* Activity *
Search the records for "true". Report every line where it occurs.

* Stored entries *

##############################

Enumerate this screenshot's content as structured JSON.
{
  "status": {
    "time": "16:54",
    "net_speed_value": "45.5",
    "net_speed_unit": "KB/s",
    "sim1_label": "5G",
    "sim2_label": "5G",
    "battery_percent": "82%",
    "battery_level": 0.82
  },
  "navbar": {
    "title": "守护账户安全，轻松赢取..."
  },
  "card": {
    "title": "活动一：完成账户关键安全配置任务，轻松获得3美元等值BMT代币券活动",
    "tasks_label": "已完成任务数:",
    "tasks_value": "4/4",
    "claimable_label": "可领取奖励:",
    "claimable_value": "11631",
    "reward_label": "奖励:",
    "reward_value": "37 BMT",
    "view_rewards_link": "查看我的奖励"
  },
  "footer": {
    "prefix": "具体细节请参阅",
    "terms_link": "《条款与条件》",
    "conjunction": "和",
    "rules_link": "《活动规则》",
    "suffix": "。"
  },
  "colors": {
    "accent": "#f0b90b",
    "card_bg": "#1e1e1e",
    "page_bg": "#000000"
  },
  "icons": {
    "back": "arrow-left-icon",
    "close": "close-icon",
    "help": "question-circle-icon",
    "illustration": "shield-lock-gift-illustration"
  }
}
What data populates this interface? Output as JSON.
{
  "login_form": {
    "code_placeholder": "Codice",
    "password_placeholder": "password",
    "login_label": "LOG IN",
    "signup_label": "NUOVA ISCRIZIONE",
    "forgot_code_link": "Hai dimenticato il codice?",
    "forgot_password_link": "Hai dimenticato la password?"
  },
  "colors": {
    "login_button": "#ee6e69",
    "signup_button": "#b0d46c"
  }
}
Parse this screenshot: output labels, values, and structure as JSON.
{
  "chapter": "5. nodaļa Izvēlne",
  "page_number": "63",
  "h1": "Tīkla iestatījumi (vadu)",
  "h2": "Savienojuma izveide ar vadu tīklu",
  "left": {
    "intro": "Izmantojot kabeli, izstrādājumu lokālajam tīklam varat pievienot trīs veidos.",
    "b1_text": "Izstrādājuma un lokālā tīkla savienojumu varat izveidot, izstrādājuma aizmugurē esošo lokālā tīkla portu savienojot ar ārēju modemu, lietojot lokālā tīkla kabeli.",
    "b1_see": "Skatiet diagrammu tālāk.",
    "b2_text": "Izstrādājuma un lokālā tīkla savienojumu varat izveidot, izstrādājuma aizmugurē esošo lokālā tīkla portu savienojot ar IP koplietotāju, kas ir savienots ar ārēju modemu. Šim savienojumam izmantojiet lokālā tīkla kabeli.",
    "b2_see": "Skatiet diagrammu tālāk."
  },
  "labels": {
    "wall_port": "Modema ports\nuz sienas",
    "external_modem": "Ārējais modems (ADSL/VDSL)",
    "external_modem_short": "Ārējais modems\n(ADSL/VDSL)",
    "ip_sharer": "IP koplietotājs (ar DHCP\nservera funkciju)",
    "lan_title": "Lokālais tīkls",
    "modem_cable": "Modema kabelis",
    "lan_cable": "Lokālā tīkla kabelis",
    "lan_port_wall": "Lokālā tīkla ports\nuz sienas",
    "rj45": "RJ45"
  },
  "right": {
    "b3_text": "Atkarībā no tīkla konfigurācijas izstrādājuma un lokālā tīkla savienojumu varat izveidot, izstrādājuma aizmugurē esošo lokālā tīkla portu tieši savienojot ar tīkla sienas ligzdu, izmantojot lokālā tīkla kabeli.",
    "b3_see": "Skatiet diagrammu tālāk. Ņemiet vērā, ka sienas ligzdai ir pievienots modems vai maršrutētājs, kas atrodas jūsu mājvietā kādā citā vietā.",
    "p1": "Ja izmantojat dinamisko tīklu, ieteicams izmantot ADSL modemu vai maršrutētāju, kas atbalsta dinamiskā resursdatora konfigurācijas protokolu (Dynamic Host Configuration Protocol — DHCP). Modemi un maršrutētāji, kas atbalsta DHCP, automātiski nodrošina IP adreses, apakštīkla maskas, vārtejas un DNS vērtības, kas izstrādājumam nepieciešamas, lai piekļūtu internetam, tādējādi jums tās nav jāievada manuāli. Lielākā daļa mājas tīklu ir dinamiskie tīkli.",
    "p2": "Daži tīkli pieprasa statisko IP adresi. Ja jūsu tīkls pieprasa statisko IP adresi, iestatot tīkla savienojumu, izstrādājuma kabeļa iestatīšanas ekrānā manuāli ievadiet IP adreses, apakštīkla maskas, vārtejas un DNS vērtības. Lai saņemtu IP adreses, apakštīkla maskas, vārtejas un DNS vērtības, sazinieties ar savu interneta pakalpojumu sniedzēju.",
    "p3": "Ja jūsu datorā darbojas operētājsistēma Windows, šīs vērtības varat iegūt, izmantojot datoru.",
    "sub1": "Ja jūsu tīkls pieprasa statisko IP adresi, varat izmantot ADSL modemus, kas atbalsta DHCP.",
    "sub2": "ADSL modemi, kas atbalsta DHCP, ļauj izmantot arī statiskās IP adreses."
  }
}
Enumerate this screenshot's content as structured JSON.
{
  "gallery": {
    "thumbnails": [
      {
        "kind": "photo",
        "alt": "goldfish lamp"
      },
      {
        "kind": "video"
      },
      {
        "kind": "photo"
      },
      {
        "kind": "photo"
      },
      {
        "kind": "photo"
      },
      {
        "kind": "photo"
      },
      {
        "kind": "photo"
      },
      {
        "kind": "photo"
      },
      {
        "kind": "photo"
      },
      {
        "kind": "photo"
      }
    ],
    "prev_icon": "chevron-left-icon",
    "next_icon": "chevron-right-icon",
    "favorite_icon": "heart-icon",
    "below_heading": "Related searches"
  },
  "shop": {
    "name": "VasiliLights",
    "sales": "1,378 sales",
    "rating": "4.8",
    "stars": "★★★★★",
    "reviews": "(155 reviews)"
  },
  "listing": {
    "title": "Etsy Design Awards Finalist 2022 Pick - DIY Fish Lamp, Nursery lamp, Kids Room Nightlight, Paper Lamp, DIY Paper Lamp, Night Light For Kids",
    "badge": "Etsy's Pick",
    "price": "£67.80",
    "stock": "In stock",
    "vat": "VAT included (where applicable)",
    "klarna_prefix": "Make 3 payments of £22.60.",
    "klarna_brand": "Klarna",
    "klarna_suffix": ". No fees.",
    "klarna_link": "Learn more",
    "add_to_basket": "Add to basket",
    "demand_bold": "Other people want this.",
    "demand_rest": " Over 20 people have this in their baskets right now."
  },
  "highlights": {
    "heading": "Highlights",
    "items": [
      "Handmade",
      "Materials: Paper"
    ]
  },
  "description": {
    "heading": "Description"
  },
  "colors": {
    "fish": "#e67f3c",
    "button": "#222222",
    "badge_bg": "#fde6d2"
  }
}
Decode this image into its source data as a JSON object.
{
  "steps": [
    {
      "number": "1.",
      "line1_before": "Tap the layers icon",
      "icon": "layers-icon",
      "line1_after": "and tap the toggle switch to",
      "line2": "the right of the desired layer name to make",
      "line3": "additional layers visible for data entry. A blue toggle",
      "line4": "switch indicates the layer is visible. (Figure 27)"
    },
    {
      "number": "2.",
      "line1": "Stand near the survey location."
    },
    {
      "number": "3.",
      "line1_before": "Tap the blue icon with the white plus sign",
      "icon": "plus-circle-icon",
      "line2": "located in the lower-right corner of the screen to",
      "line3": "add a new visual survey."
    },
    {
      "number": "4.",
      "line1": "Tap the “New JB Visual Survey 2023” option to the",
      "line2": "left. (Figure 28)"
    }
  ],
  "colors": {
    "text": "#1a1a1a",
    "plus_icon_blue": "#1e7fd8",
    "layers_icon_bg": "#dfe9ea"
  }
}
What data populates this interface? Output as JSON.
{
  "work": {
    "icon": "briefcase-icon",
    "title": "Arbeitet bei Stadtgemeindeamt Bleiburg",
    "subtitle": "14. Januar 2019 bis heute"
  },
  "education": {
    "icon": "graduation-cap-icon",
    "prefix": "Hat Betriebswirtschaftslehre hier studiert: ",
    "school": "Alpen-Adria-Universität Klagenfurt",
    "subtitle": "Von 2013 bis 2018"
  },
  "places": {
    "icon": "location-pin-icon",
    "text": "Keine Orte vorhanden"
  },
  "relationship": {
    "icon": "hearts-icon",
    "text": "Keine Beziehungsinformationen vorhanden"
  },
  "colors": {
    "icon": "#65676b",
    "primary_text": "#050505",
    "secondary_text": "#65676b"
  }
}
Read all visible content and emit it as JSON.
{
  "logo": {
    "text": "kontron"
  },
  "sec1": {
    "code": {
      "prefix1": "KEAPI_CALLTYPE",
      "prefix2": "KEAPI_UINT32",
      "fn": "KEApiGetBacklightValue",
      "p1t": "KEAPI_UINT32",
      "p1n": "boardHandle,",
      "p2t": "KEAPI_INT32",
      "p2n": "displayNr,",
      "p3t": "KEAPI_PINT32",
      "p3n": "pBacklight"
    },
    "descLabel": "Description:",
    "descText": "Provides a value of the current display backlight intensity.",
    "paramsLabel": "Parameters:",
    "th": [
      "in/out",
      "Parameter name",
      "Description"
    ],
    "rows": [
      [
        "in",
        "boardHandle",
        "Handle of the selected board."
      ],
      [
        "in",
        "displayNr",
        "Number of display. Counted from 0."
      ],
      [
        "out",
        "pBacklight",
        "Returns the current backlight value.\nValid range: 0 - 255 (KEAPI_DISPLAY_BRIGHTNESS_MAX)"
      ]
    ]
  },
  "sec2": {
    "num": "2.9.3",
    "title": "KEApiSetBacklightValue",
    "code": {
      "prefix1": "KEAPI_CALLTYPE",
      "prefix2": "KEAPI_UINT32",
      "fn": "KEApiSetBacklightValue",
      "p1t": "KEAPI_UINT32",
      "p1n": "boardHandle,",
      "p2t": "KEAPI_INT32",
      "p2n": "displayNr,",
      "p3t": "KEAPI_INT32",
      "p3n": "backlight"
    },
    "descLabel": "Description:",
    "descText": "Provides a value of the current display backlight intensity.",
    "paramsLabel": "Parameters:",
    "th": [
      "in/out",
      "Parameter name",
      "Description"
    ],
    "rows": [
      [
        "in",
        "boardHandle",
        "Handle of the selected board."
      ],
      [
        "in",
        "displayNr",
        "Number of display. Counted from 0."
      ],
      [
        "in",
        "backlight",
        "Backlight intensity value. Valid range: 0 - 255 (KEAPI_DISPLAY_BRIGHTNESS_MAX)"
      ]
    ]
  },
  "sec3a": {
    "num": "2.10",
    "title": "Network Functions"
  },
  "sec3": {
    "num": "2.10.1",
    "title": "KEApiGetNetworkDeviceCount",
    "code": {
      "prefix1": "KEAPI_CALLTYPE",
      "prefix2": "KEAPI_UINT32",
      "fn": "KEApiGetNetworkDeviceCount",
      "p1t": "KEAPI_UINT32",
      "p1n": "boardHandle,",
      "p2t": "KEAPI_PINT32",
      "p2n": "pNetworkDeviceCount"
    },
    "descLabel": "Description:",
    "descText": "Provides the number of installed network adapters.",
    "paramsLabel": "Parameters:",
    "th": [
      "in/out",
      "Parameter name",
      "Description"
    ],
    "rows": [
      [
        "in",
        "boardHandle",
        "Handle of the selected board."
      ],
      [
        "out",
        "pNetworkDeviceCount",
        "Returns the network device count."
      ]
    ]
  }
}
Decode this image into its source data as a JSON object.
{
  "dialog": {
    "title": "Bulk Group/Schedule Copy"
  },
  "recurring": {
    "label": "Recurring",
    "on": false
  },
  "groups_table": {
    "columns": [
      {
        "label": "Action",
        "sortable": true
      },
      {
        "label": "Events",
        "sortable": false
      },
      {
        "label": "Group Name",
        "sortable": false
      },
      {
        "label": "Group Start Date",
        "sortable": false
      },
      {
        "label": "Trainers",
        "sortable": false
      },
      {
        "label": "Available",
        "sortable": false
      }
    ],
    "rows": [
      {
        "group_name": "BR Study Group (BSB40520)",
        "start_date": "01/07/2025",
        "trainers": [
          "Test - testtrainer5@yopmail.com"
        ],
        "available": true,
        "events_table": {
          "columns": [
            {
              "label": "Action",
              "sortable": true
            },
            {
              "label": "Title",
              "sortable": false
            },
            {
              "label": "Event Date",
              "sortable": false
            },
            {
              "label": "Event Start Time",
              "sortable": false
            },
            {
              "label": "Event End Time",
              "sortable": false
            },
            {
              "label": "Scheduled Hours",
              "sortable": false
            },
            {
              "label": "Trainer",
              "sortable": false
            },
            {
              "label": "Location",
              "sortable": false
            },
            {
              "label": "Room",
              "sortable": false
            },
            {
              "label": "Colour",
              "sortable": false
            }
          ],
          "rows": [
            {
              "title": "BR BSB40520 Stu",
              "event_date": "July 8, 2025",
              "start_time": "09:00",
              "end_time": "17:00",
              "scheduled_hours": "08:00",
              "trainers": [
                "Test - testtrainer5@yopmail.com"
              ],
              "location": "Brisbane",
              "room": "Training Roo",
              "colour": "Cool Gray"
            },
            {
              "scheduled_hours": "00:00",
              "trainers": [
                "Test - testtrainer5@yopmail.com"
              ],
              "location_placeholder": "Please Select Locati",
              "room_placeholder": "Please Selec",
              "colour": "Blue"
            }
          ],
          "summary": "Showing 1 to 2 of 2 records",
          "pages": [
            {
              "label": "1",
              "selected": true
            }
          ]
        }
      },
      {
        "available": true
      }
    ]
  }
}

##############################

* Exercise answer *
        "sortable": true
        "available": true,
              "sortable": true
              "selected": true
        "available": true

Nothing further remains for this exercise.